The blaze has now spread outside Coillte owned land
A forest fire at Cloosh Valley in Galway has escalated due to high winds and warm temperatures.
A regional emergency response operation is in place as the fire spread outside of Coillte owned land.
Coillte staff - along with the fire service, army and Air Corps - are battling to bring the fire under control.
It is hoped there will be some respite as temperatures are expected to drop tonight.
At Galway Wind Park, Ireland’s largest wind farm currently under constructed within the valley, three units of Galway Fire Service have been on site to tackle fire events in close proximity to its infrastructure.
The forest fire at Cloosh is also threatening the welfare of many homes and local communities, as well as causing devastation to vast areas of wildlife habitat.
The fire is currently on three separate fronts, the longest of which stretches across an 8km long area.
Coillte says approximately 1,500 hectares of forestry and 2,000 of bog land has been destroyed in total.
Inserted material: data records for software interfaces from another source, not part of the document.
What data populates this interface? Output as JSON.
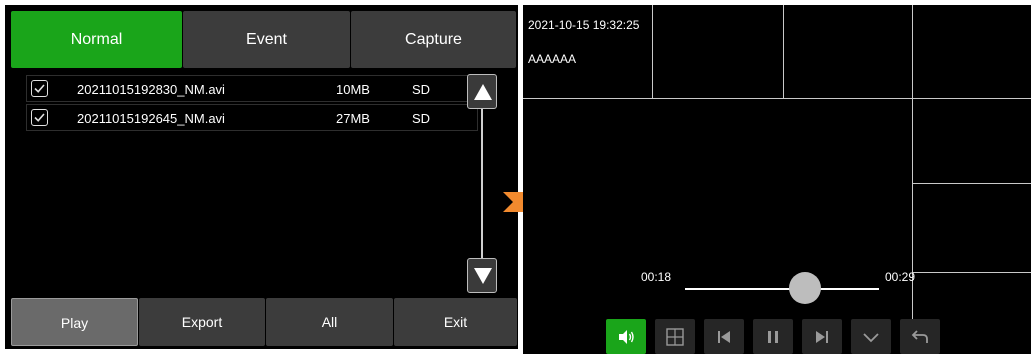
{
  "tabs": [
    {
      "label": "Normal"
    },
    {
      "label": "Event"
    },
    {
      "label": "Capture"
    }
  ],
  "files": [
    {
      "name": "20211015192830_NM.avi",
      "size": "10MB",
      "storage": "SD",
      "checked": true
    },
    {
      "name": "20211015192645_NM.avi",
      "size": "27MB",
      "storage": "SD",
      "checked": true
    }
  ],
  "bottom_buttons": [
    {
      "label": "Play"
    },
    {
      "label": "Export"
    },
    {
      "label": "All"
    },
    {
      "label": "Exit"
    }
  ],
  "player": {
    "timestamp": "2021-10-15 19:32:25",
    "channel_label": "AAAAAA",
    "current_time": "00:18",
    "total_time": "00:29",
    "progress_fraction": 0.62
  },
  "colors": {
    "accent_green": "#1aa51a",
    "arrow_orange": "#f28a2e"
  },
  "controls": [
    "volume-icon",
    "split-screen-icon",
    "previous-icon",
    "pause-icon",
    "next-icon",
    "chevron-down-icon",
    "back-icon"
  ]
}
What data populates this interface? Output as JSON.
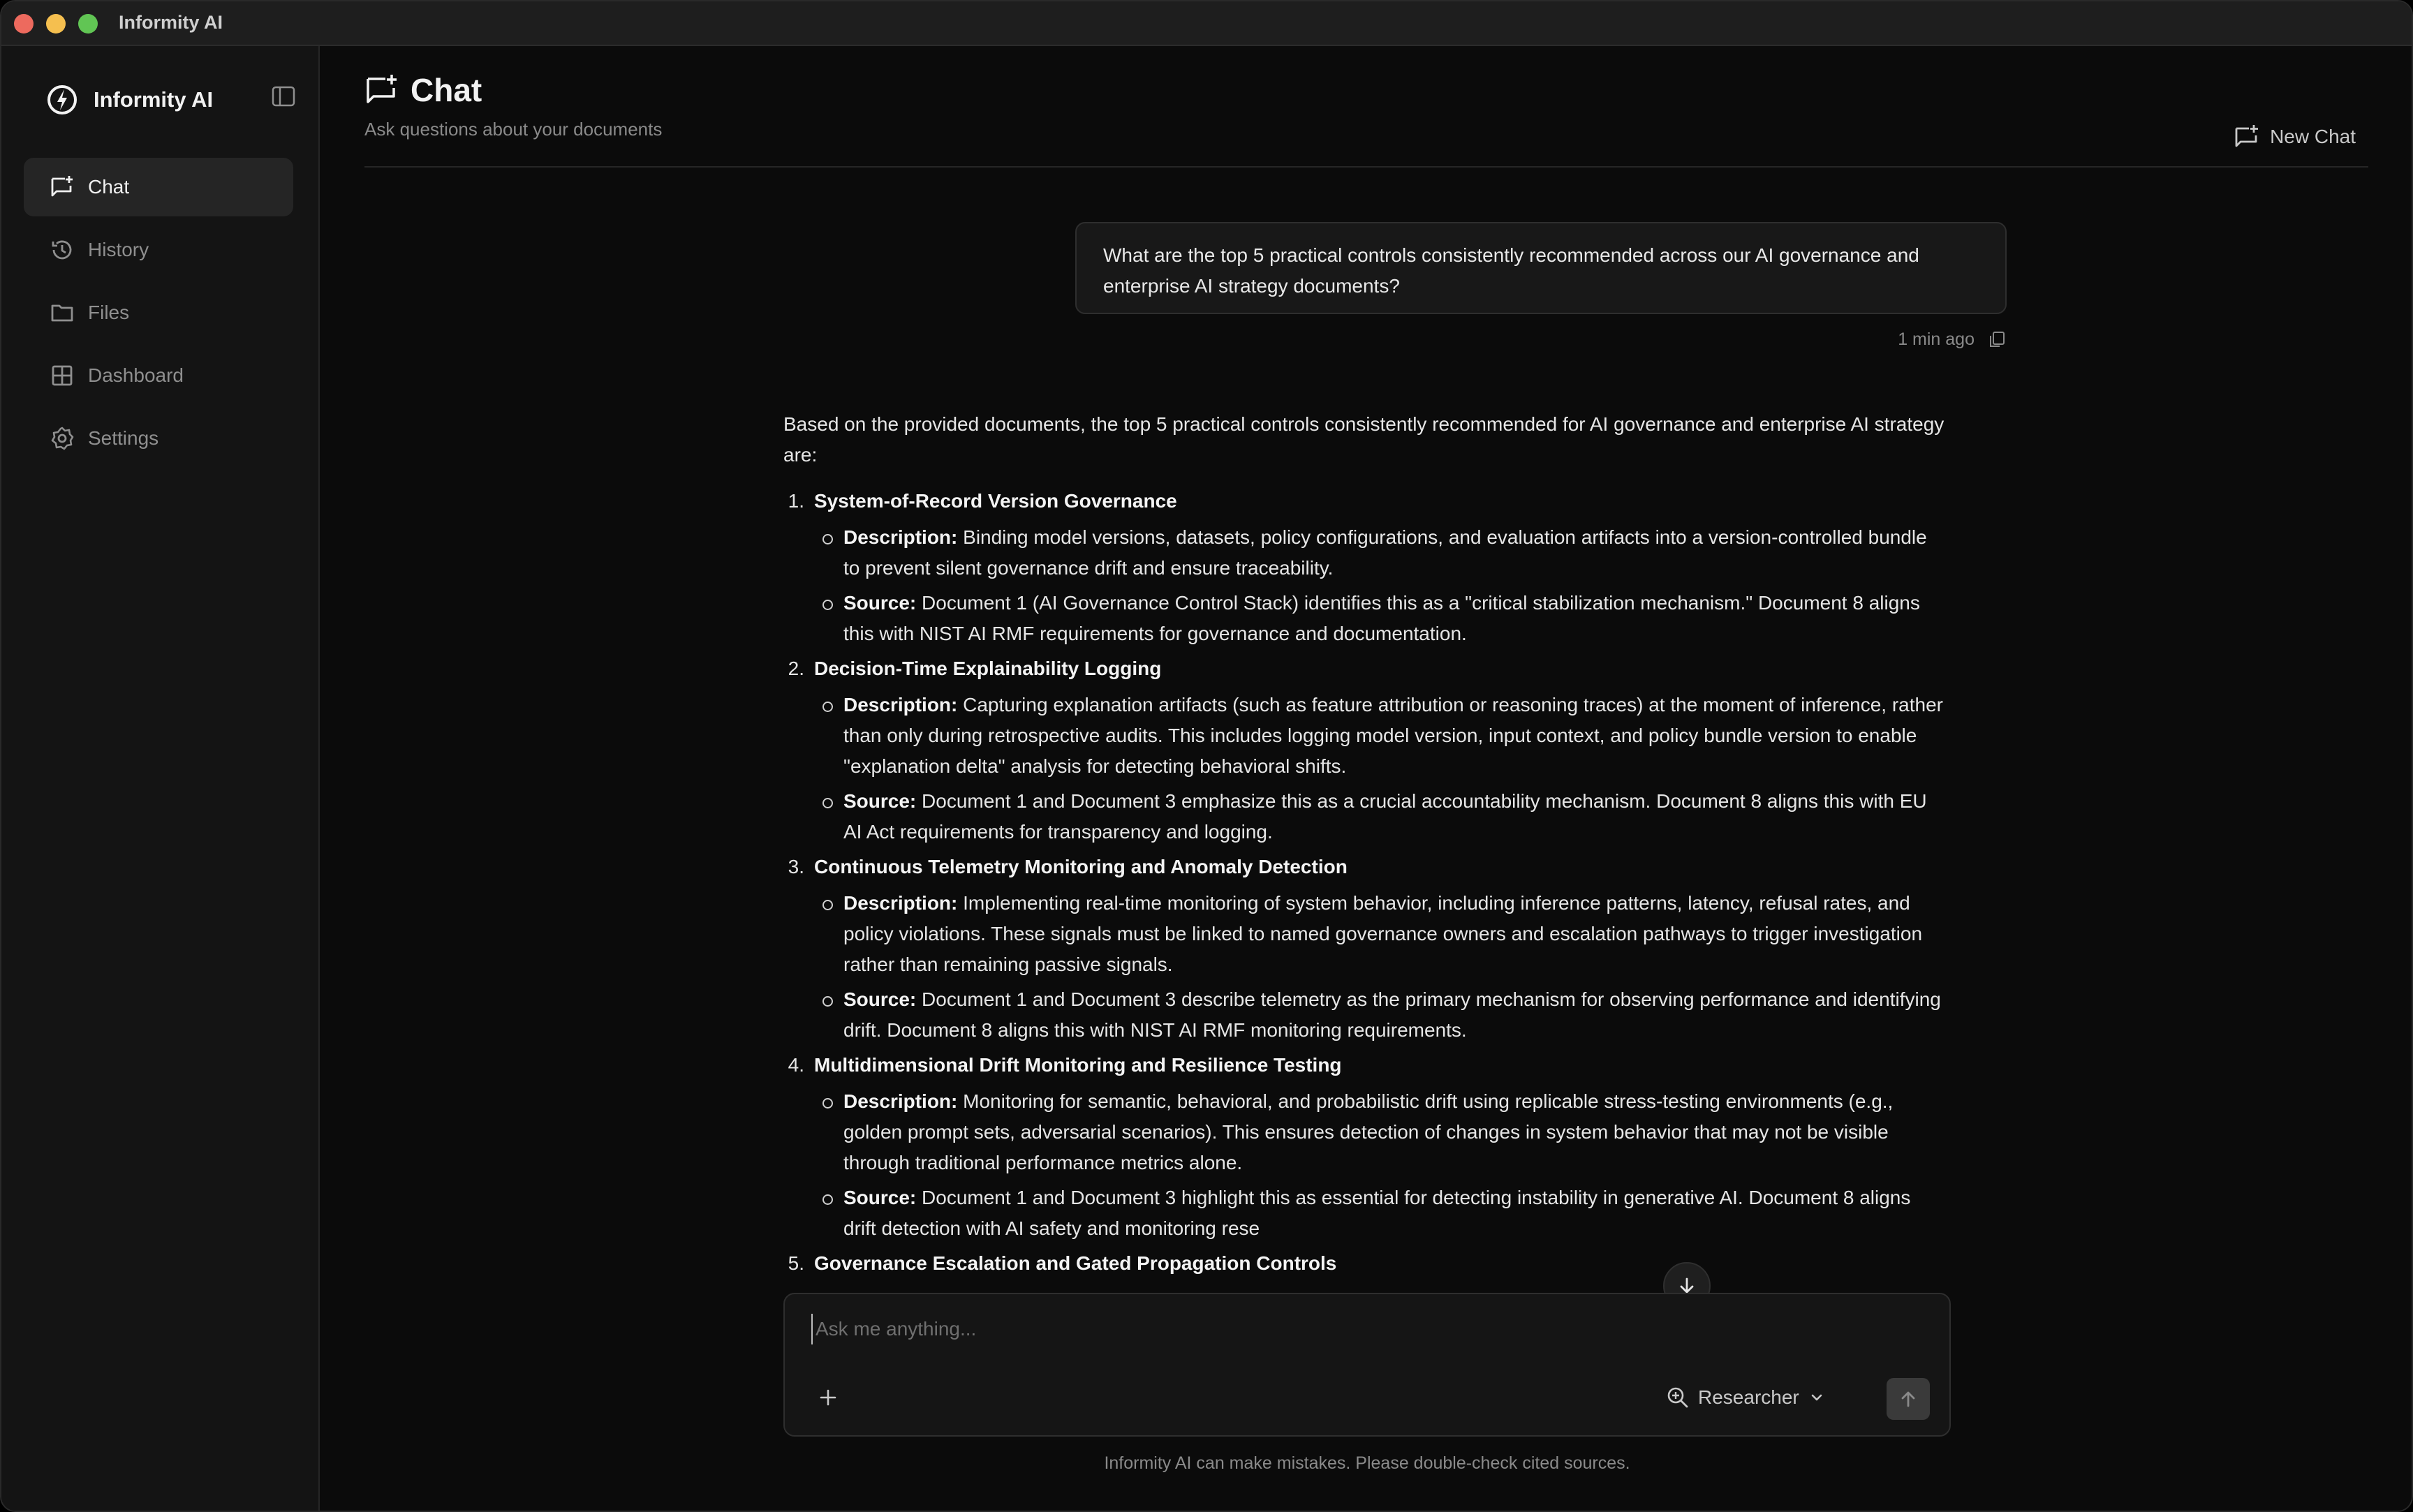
{
  "window": {
    "title": "Informity AI"
  },
  "sidebar": {
    "brand": "Informity AI",
    "items": [
      {
        "label": "Chat",
        "icon": "chat-plus-icon",
        "active": true
      },
      {
        "label": "History",
        "icon": "history-icon",
        "active": false
      },
      {
        "label": "Files",
        "icon": "folder-icon",
        "active": false
      },
      {
        "label": "Dashboard",
        "icon": "dashboard-grid-icon",
        "active": false
      },
      {
        "label": "Settings",
        "icon": "gear-icon",
        "active": false
      }
    ]
  },
  "header": {
    "title": "Chat",
    "subtitle": "Ask questions about your documents",
    "new_chat_label": "New Chat"
  },
  "conversation": {
    "user_message": "What are the top 5 practical controls consistently recommended across our AI governance and enterprise AI strategy documents?",
    "user_timestamp": "1 min ago",
    "answer_intro": "Based on the provided documents, the top 5 practical controls consistently recommended for AI governance and enterprise AI strategy are:",
    "description_label": "Description:",
    "source_label": "Source:",
    "items": [
      {
        "num": "1.",
        "title": "System-of-Record Version Governance",
        "description": "Binding model versions, datasets, policy configurations, and evaluation artifacts into a version-controlled bundle to prevent silent governance drift and ensure traceability.",
        "source": "Document 1 (AI Governance Control Stack) identifies this as a \"critical stabilization mechanism.\" Document 8 aligns this with NIST AI RMF requirements for governance and documentation."
      },
      {
        "num": "2.",
        "title": "Decision-Time Explainability Logging",
        "description": "Capturing explanation artifacts (such as feature attribution or reasoning traces) at the moment of inference, rather than only during retrospective audits. This includes logging model version, input context, and policy bundle version to enable \"explanation delta\" analysis for detecting behavioral shifts.",
        "source": "Document 1 and Document 3 emphasize this as a crucial accountability mechanism. Document 8 aligns this with EU AI Act requirements for transparency and logging."
      },
      {
        "num": "3.",
        "title": "Continuous Telemetry Monitoring and Anomaly Detection",
        "description": "Implementing real-time monitoring of system behavior, including inference patterns, latency, refusal rates, and policy violations. These signals must be linked to named governance owners and escalation pathways to trigger investigation rather than remaining passive signals.",
        "source": "Document 1 and Document 3 describe telemetry as the primary mechanism for observing performance and identifying drift. Document 8 aligns this with NIST AI RMF monitoring requirements."
      },
      {
        "num": "4.",
        "title": "Multidimensional Drift Monitoring and Resilience Testing",
        "description": "Monitoring for semantic, behavioral, and probabilistic drift using replicable stress-testing environments (e.g., golden prompt sets, adversarial scenarios). This ensures detection of changes in system behavior that may not be visible through traditional performance metrics alone.",
        "source": "Document 1 and Document 3 highlight this as essential for detecting instability in generative AI. Document 8 aligns drift detection with AI safety and monitoring rese"
      },
      {
        "num": "5.",
        "title": "Governance Escalation and Gated Propagation Controls",
        "description": "",
        "source": ""
      }
    ]
  },
  "composer": {
    "placeholder": "Ask me anything...",
    "mode_label": "Researcher",
    "disclaimer": "Informity AI can make mistakes. Please double-check cited sources."
  }
}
In a statement, the foreestry service says it "greatly appreciates the tremendous assistance it continues to receive from the defence forces and emergency services, whose lives are put at significant risk in combating these forest fires.
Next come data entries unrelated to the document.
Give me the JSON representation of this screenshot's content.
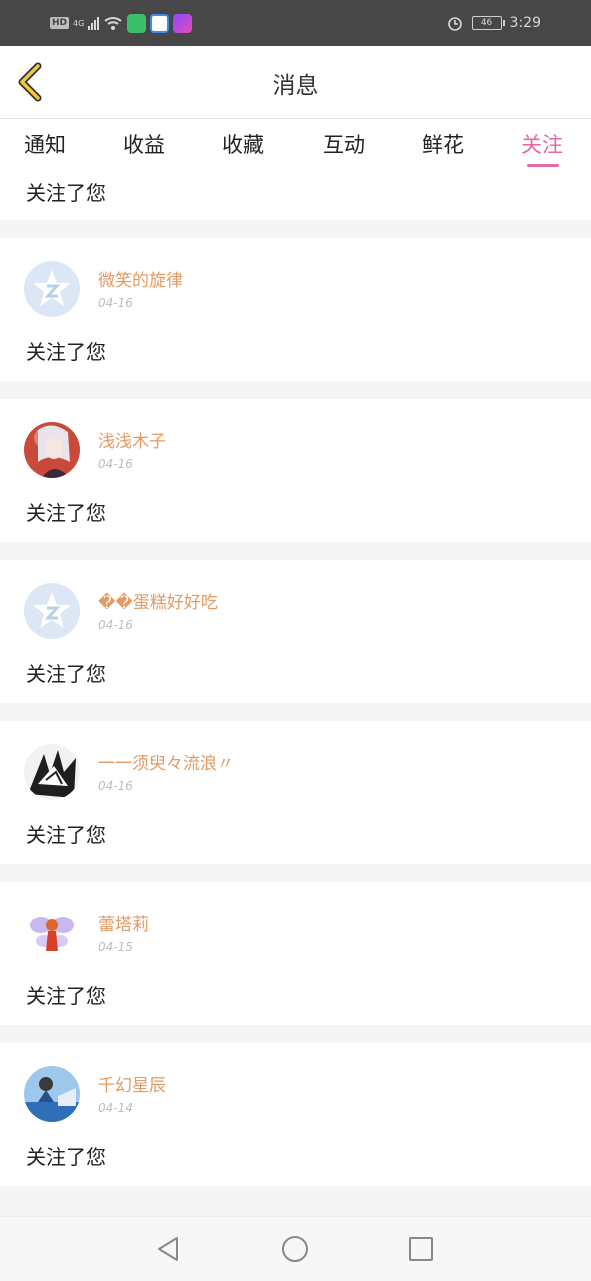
{
  "statusbar": {
    "hd": "HD",
    "net": "4G",
    "time": "3:29",
    "battery": "46"
  },
  "header": {
    "title": "消息"
  },
  "tabs": [
    {
      "label": "通知",
      "active": false
    },
    {
      "label": "收益",
      "active": false
    },
    {
      "label": "收藏",
      "active": false
    },
    {
      "label": "互动",
      "active": false
    },
    {
      "label": "鲜花",
      "active": false
    },
    {
      "label": "关注",
      "active": true
    }
  ],
  "partial": {
    "text": "关注了您"
  },
  "items": [
    {
      "name": "微笑的旋律",
      "date": "04-16",
      "text": "关注了您",
      "avatar": "default"
    },
    {
      "name": "浅浅木子",
      "date": "04-16",
      "text": "关注了您",
      "avatar": "anime-girl"
    },
    {
      "name": "��蛋糕好好吃",
      "date": "04-16",
      "text": "关注了您",
      "avatar": "default"
    },
    {
      "name": "一一须臾々流浪〃",
      "date": "04-16",
      "text": "关注了您",
      "avatar": "sketch"
    },
    {
      "name": "蕾塔莉",
      "date": "04-15",
      "text": "关注了您",
      "avatar": "fairy"
    },
    {
      "name": "千幻星辰",
      "date": "04-14",
      "text": "关注了您",
      "avatar": "photo"
    }
  ],
  "colors": {
    "accent": "#e46aa5",
    "username": "#e49a63",
    "back": "#f0c93a"
  }
}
"A Coillte-deployed helicopter was joined this afternoon by a helicopter from the Air Corps, which is on-site to support these efforts.
"While the cause of the fire at Cloosh Valley has yet to be definitively established, it is believed that the fire originated from deliberately set gorse fires, which subsequently spread into Coillte owned forestry."
Overall, it is estimated that 20 to 30 fires are ongoing across the country - however, Cloosh Valley is by far the most serious.
Coillte are urging the public stay away from any areas affected by these fires and to immediately report any uncontrolled or unattended fires to the fire and emergency services.
Under the Wildlife Act, it is illegal to set fires to growing vegetation from March 1st to August 31st.
Those found responsible for deliberately starting fires can be prosecuted.